NCAA says Catawba College can use Indians nickname

INDIANAPOLIS -- Catawba College can keep its Indians
nickname without penalties, having shown it has the support of the
Catawba Indian Nation.

But the NCAA ruled Tuesday the North Carolina school can use
only the nickname Catawba Indians instead of Indians.

The decision means the North Carolina school will not be
prohibited from hosting NCAA tournament games or using its
nickname, mascot or imagery at NCAA championship events.

"Although the NCAA executive committee continues to believe the
stereotyping of Native Americans is wrong, it recognizes that a
Native American tribe is a distinct political community," NCAA
senior vice president Bernard Franklin said. "Therefore, [it]
respects the authority of the tribe to permit universities and
colleges to use its name and imagery."

Franklin noted disagreements remained among tribal leaders
whether the nickname Indians should be used at all. But in this
case, Franklin said, the NCAA deferred to the Catawba tribe.

Two weeks ago, the NCAA added William & Mary to a list of eight
offenders because the logo of the Virginia school includes two
feathers even though it said the nickname Tribe was not necessarily
abusive, hostile or offensive.

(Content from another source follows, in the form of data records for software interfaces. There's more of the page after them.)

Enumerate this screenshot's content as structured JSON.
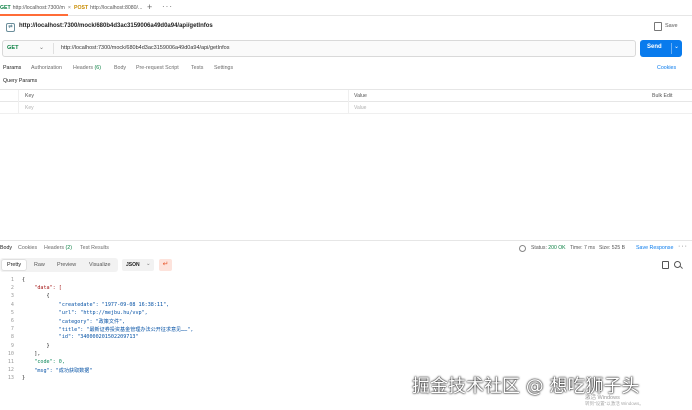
{
  "tabs": [
    {
      "method": "GET",
      "label": "http://localhost:7300/m",
      "close": "×"
    },
    {
      "method": "POST",
      "label": "http://localhost:8080/..."
    }
  ],
  "tabstrip": {
    "new_tab": "+",
    "more": "···"
  },
  "request": {
    "title": "http://localhost:7300/mock/680b4d3ac3159006a49d0a94/api/getInfos",
    "save_label": "Save",
    "method": "GET",
    "url": "http://localhost:7300/mock/680b4d3ac3159006a49d0a94/api/getInfos",
    "send_label": "Send"
  },
  "request_tabs": {
    "params": "Params",
    "authorization": "Authorization",
    "headers": "Headers",
    "headers_count": "(6)",
    "body": "Body",
    "prerequest": "Pre-request Script",
    "tests": "Tests",
    "settings": "Settings",
    "cookies": "Cookies"
  },
  "query_params": {
    "section_label": "Query Params",
    "col_key": "Key",
    "col_value": "Value",
    "bulk_edit": "Bulk Edit",
    "key_placeholder": "Key",
    "value_placeholder": "Value"
  },
  "response_tabs": {
    "body": "Body",
    "cookies": "Cookies",
    "headers": "Headers",
    "headers_count": "(2)",
    "test_results": "Test Results"
  },
  "response_status": {
    "status_label": "Status:",
    "status_value": "200 OK",
    "time": "Time: 7 ms",
    "size": "Size: 525 B",
    "save_response": "Save Response",
    "more": "···"
  },
  "response_toolbar": {
    "pretty": "Pretty",
    "raw": "Raw",
    "preview": "Preview",
    "visualize": "Visualize",
    "format": "JSON"
  },
  "code": [
    {
      "ln": "1",
      "text": "{"
    },
    {
      "ln": "2",
      "text": "    \"data\": ["
    },
    {
      "ln": "3",
      "text": "        {"
    },
    {
      "ln": "4",
      "text": "            \"createdate\": \"1977-09-08 16:38:11\","
    },
    {
      "ln": "5",
      "text": "            \"url\": \"http://mejbu.hu/vvp\","
    },
    {
      "ln": "6",
      "text": "            \"category\": \"政策文件\","
    },
    {
      "ln": "7",
      "text": "            \"title\": \"最新证券投资基金管理办法公开征求意见……\","
    },
    {
      "ln": "8",
      "text": "            \"id\": \"340000201502209713\""
    },
    {
      "ln": "9",
      "text": "        }"
    },
    {
      "ln": "10",
      "text": "    ],"
    },
    {
      "ln": "11",
      "text": "    \"code\": 0,"
    },
    {
      "ln": "12",
      "text": "    \"msg\": \"成功获取数据\""
    },
    {
      "ln": "13",
      "text": "}"
    }
  ],
  "watermark": {
    "text": "掘金技术社区 @ 想吃狮子头",
    "activate": "激活 Windows",
    "activate_hint": "转到\"设置\"以激活 Windows。"
  },
  "colors": {
    "accent": "#ff6c37",
    "send": "#097bed",
    "get": "#0b8043",
    "post": "#c88b00"
  }
}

In April, the NCAA denied an appeal by North Dakota to continue
using its nickname Fighting Sioux even though one tribal leader
sent a letter to the review committee in support of the nickname.
Franklin noted then that another tribal letter was sent in

Five schools -- Catawba, Central Michigan (Chippewas), Florida
State (Seminoles), Mississippi College (Choctaws) and the
University of Utah (Utes) -- have won appeals after each showed it
had the approval of local tribes to use the nickname.

Eight schools, including Illinois (Fighting Illini), still face
sanctions. Four of the violators -- Arkansas State, Indiana
University of Pennsylvania, McMurry University in Texas, and
Newberry (S.C.) College -- use the nickname Indians. The other
schools still on the list are Alcorn State (Braves), North Dakota
and William & Mary.

Five schools have changed or agreed to change their nicknames:
Carthage College in Wisconsin, Chowan College in North Carolina,
the University of Louisiana-Monroe, Midwestern State in Texas and
Southeastern Oklahoma State.

Bradley University in Illinois is the nation's only school on a
watch list since the NCAA's new policy took effect last August.
During the next five years, the NCAA will monitor the use of the
school's Braves nickname and its imagery.